The woman stayed at my side and attempted to speak English, but I was unable to understand her. Somehow, I managed to communicate to her that she was at the bus stop and needed a quarter to ride.
Soon, a young girl stood next to me. The woman asked the girl if she spoke Spanish and within seconds the two were having a conversation. I began to walk away, but the girl called after me and asked if I knew where 4 River Road was on the island. I told her that I lived next to the address and offered to show the woman to the apartment. The girl conveyed the message, as the woman smiled and put her arm around me.
As quickly as the woman spoke, the girl translated. “She just moved here from the Dominican Republic,” the girl said. “This is her first day of work as a caretaker and she doesn’t want to be late. She says this is her only chance at having a good life.” As I began to assure the girl that I would take the woman to the correct address, I was interrupted. “She says that we are her guardian angels,” my interpreter stated.
When the bus arrived, the girl walked away and left the woman with me. She sat at the front of the bus with her hand firmly planted on the seat next to her. As I walked towards her she patted the seat, motioning for me to sit down.

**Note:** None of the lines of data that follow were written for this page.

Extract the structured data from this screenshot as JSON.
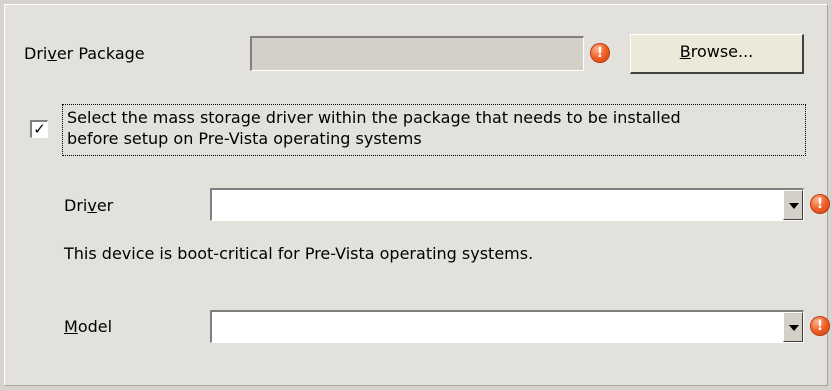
{
  "driver_package": {
    "label_pre": "Dri",
    "label_ul": "v",
    "label_post": "er Package",
    "value": "",
    "error_glyph": "!",
    "browse_ul": "B",
    "browse_rest": "rowse..."
  },
  "mass_storage": {
    "checked": true,
    "check_glyph": "✓",
    "line1": "Select the mass storage driver within the package that needs to be installed",
    "line2": "before setup on Pre-Vista operating systems"
  },
  "driver": {
    "label_pre": "Dri",
    "label_ul": "v",
    "label_post": "er",
    "selected": "",
    "error_glyph": "!"
  },
  "boot_note": "This device is boot-critical for Pre-Vista operating systems.",
  "model": {
    "label_ul": "M",
    "label_post": "odel",
    "selected": "",
    "error_glyph": "!"
  },
  "icons": {
    "error": "error-icon",
    "dropdown": "chevron-down-icon",
    "check": "checkmark-icon"
  },
  "colors": {
    "background": "#e3e1db",
    "error_icon": "#f0632a"
  }
}
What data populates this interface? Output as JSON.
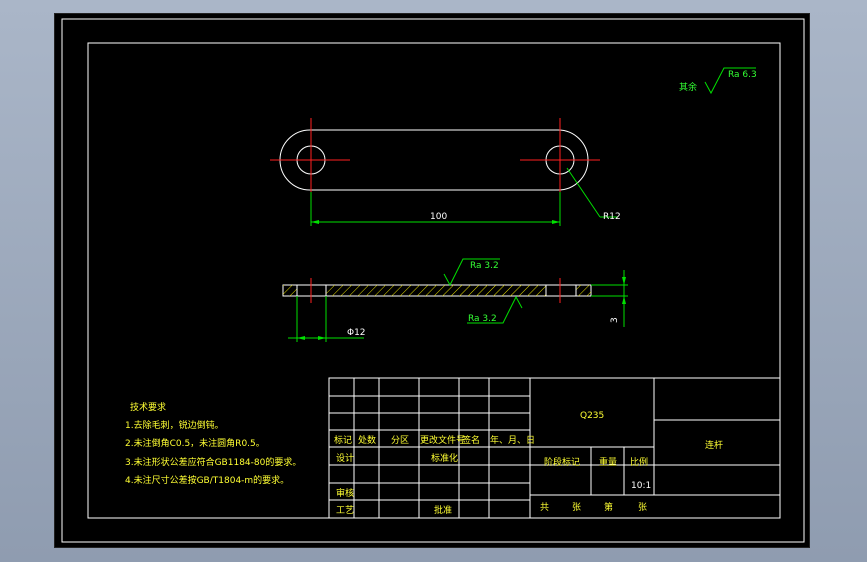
{
  "drawing": {
    "roughness_rest": {
      "prefix": "其余",
      "value": "Ra 6.3"
    },
    "dimensions": {
      "center_distance": "100",
      "end_radius": "R12",
      "hole_diameter": "Φ12",
      "thickness": "3",
      "roughness_top": "Ra 3.2",
      "roughness_bottom": "Ra 3.2"
    }
  },
  "tech_requirements": {
    "title": "技术要求",
    "items": [
      "1.去除毛刺，锐边倒钝。",
      "2.未注倒角C0.5，未注圆角R0.5。",
      "3.未注形状公差应符合GB1184-80的要求。",
      "4.未注尺寸公差按GB/T1804-m的要求。"
    ]
  },
  "title_block": {
    "material": "Q235",
    "part_name": "连杆",
    "rev_headers": [
      "标记",
      "处数",
      "分区",
      "更改文件号",
      "签名",
      "年、月、日"
    ],
    "roles": {
      "design": "设计",
      "standardize": "标准化",
      "review": "审核",
      "process": "工艺",
      "approve": "批准"
    },
    "stage_mark": "阶段标记",
    "weight": "重量",
    "scale_label": "比例",
    "scale_value": "10:1",
    "sheets": [
      "共",
      "张",
      "第",
      "张"
    ]
  },
  "colors": {
    "background": "#000000",
    "outline": "#ffffff",
    "dimension": "#00e000",
    "centerline": "#ff2020",
    "hatch": "#e8e000",
    "annotation_text": "#33ff33"
  }
}
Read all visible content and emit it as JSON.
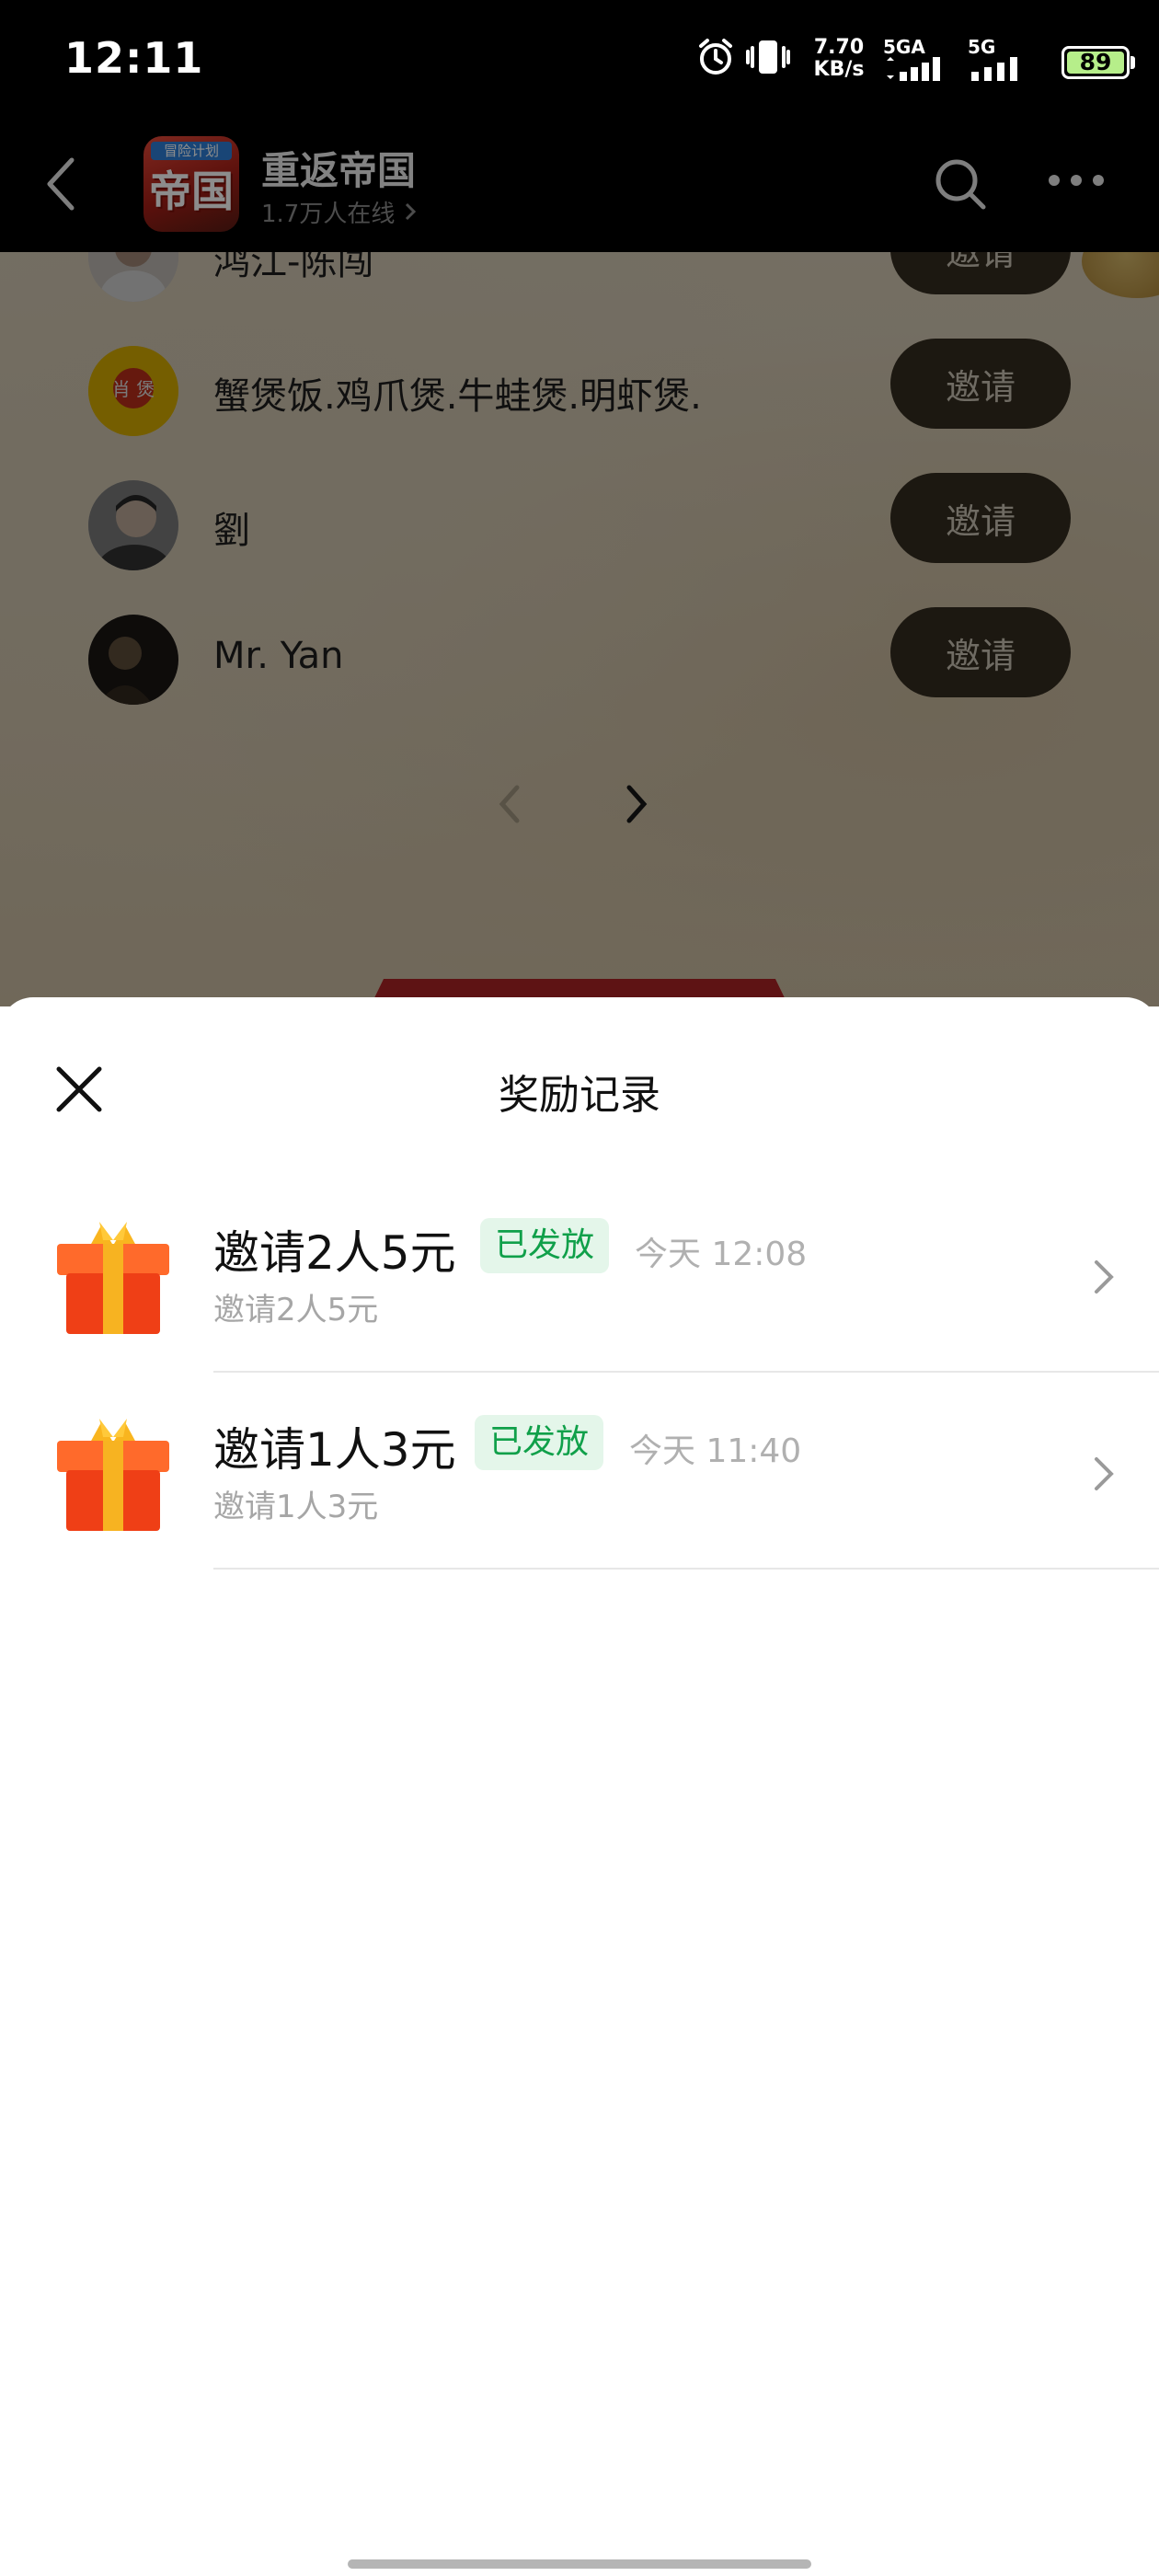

The mile long ride took longer than usual. We tried to carry on the conversation from the bus stop, but it wasn’t working very well. When we arrived at 4 River Road, we exited the bus and I pointed to the building. Like old friends departing, she gave me a firm hug goodbye.
As I walked home, I noticed that the fog was even thicker than before. I began to think that the haze was not much different than our language barrier. Even though I couldn’t see the city, I had faith in its existence.